The uses and interpretation of the popular metric Net Promoter Score (NPS) are still being explored and debated. Intended to measure “customer experience”, the metric has exploded over the last 5 years, with companies using NPS scores to assess and improve their products and services, to make investments, and even tying it to executive compensation. According to a recent article in the Wall Street Journal (follow the link if you have a subscription), no executive has said during a public earnings call that their NPS score had declined.
NPS scores are calculated from customers’ responses to one question: “On a scale of 0-10, how likely are you to recommend the company’s product or service to a friend?” Based on the score, responders are classified as “promoters”, “passives”, or “detractors”. The results are often used to predict future customer behavior and revenue growth.
However, some studies indicate NPS doesn’t actually predict buying habits or revenue any better than other customer metrics. Some companies have also found that the results can be easy to manipulate or have a heavy cultural-bias. Even the inventor of the metric says some uses of NPS are “completely bogus”. Forbes published an article proposing the metric be “retired”, and suggesting what to replace it with.
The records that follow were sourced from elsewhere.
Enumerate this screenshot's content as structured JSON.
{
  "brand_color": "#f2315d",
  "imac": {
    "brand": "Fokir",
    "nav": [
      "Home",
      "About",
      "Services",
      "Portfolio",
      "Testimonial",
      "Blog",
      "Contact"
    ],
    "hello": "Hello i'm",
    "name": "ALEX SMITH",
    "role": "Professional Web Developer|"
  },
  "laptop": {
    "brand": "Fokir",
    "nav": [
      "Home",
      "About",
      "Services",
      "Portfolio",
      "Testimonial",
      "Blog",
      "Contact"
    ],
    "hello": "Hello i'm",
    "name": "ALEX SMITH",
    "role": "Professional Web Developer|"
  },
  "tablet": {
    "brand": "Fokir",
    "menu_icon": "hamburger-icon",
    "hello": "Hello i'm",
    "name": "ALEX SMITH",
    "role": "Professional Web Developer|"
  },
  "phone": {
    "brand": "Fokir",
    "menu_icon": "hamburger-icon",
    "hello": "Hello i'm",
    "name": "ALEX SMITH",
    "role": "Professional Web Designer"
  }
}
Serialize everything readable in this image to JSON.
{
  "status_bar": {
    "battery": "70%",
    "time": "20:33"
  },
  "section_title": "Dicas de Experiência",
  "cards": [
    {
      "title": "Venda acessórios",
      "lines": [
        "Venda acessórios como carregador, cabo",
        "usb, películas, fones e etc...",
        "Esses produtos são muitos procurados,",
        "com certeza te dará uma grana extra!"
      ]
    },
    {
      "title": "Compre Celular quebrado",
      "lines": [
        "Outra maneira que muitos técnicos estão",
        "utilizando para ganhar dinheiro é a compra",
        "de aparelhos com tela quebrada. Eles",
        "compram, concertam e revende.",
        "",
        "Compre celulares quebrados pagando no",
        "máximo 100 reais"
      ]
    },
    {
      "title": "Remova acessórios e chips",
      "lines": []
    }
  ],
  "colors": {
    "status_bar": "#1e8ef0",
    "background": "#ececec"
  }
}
While it’s not a single magic-metric, hundreds of companies have found ways to modify and adapt NPS as part of their overall customer analysis methodology. Some have combined it with other metrics that can be measured and audited, or have added open-ended questions after the rating question.
Don’t count out NPS just yet.